• What you will do: What lines in the records include the string "JSON"? Return each one.

• Provided data:
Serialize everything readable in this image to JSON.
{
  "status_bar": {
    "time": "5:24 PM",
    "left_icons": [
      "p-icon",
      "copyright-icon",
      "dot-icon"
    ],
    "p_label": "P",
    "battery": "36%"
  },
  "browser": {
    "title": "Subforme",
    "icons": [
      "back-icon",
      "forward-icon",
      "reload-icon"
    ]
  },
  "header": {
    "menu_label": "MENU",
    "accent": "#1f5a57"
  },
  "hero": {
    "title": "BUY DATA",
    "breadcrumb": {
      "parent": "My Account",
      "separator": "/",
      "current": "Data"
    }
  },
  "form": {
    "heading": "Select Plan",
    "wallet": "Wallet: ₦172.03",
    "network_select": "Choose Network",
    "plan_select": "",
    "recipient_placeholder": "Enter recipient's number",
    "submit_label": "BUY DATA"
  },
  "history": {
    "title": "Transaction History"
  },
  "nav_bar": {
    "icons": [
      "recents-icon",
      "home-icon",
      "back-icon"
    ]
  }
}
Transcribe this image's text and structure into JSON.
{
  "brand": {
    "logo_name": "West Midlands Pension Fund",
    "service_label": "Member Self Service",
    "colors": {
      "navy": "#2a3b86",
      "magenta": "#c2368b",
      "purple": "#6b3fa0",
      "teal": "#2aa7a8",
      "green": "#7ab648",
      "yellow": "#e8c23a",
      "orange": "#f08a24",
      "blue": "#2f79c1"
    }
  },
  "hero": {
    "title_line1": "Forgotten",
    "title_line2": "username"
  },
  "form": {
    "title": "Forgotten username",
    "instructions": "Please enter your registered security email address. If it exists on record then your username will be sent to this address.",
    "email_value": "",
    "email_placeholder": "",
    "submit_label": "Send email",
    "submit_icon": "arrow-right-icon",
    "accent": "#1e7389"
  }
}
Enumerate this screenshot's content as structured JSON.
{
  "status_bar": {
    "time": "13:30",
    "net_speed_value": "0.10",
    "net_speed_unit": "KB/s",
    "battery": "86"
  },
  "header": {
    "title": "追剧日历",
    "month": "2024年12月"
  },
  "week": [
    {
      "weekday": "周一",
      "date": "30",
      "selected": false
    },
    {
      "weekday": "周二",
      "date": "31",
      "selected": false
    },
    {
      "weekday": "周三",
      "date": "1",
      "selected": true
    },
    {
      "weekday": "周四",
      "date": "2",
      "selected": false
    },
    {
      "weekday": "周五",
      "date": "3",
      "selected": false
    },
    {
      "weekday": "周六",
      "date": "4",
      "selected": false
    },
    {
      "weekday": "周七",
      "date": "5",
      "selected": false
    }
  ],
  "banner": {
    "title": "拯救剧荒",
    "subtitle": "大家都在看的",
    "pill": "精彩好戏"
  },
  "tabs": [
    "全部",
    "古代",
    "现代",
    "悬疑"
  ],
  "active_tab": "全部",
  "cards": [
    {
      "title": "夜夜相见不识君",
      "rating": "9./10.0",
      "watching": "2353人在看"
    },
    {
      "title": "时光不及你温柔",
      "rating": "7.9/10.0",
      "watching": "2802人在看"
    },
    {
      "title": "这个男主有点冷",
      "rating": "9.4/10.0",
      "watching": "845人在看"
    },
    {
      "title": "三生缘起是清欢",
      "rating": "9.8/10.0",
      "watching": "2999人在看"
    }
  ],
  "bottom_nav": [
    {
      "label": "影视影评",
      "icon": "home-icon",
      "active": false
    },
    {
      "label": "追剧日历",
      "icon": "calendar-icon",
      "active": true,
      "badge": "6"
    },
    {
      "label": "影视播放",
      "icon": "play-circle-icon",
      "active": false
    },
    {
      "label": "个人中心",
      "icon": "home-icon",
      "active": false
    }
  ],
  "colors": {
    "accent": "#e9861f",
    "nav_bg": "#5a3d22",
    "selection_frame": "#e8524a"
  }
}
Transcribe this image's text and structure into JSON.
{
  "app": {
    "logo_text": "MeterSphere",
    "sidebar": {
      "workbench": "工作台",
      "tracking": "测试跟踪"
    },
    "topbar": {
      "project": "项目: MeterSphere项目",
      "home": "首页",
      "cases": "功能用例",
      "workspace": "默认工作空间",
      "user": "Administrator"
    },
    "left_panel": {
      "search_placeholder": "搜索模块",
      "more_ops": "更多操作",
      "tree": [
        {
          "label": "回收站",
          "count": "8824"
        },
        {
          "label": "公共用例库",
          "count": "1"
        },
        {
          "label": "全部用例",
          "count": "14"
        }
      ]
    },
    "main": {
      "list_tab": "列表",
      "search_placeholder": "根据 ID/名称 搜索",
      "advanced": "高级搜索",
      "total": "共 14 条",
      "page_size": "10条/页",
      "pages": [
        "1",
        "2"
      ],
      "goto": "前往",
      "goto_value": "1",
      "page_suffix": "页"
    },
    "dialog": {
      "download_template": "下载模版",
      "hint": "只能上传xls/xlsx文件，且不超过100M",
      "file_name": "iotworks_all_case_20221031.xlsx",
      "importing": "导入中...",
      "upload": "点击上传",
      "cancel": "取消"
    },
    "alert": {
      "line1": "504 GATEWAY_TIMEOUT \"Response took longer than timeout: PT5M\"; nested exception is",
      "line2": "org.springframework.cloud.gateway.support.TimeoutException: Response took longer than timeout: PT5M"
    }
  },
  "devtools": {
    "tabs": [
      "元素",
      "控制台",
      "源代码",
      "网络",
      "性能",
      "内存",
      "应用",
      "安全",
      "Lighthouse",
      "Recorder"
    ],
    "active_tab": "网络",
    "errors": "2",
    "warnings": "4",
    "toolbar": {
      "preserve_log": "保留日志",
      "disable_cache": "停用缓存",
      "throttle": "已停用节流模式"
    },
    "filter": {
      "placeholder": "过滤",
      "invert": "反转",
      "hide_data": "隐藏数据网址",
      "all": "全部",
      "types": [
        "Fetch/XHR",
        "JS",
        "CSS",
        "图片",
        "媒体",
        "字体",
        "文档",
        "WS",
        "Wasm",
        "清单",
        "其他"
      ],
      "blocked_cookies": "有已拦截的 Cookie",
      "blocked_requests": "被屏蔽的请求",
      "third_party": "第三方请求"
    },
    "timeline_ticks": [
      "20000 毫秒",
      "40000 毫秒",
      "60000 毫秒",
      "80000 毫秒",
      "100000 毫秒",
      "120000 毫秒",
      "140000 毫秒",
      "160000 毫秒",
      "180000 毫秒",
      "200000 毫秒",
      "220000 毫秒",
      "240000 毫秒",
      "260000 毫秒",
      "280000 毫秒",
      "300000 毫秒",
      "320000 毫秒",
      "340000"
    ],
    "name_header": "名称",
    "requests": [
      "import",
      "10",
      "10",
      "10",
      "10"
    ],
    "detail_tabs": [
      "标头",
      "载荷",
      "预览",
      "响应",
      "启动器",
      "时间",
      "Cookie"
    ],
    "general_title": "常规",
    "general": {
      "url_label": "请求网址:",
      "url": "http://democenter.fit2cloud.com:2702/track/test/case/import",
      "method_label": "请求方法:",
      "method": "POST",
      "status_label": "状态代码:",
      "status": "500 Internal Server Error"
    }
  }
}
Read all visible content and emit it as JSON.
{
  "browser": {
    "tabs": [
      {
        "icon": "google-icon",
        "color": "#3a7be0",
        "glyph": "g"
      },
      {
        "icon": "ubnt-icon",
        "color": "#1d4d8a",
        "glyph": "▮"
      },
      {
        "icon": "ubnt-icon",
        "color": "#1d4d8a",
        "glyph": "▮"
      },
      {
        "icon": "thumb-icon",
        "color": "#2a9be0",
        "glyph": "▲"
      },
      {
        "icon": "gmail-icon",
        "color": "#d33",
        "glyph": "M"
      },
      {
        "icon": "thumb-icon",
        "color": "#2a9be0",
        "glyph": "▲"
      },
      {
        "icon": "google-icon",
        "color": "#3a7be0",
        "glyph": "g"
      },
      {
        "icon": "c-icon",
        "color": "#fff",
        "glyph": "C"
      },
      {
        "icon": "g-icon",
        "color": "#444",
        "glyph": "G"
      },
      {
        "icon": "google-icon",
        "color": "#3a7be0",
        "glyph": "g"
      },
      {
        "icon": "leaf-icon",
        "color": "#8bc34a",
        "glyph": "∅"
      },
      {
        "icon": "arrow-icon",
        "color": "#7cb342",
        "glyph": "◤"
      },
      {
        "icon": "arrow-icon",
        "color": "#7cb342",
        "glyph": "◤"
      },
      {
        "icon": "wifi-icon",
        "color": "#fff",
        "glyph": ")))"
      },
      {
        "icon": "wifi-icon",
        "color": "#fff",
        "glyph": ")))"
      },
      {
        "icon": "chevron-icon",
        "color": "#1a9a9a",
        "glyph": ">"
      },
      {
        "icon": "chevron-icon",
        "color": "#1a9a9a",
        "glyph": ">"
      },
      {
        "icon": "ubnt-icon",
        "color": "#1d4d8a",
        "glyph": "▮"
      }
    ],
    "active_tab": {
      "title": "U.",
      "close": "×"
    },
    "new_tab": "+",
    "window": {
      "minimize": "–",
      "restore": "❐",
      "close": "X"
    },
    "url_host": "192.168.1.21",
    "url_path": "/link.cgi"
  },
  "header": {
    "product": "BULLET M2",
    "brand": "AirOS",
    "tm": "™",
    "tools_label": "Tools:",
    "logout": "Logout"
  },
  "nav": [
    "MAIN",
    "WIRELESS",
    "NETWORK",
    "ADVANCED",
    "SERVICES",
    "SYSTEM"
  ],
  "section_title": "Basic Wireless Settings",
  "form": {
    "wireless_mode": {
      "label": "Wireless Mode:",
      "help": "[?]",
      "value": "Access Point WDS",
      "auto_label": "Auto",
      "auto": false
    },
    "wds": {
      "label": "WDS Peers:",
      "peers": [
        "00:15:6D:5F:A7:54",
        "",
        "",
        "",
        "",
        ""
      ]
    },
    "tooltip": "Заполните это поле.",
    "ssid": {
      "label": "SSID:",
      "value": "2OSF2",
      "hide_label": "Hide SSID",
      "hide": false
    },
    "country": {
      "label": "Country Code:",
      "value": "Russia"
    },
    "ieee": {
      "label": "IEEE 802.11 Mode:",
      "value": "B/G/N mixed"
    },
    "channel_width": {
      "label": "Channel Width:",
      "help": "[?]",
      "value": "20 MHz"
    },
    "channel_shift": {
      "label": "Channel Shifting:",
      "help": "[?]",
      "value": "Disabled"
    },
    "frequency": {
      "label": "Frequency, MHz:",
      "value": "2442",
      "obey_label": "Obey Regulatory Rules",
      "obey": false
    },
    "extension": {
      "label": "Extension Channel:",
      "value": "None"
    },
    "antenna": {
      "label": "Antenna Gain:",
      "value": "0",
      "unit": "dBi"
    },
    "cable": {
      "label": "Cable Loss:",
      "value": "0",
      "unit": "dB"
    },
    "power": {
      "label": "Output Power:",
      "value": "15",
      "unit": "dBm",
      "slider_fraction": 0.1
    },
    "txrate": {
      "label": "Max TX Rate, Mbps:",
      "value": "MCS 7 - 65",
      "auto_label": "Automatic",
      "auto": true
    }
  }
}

• Solution:
Serialize everything readable in this image to JSON.
Transcribe this image's text and structure into JSON.
Enumerate this screenshot's content as structured JSON.
Transcribe this image's text and structure into JSON.
Read all visible content and emit it as JSON.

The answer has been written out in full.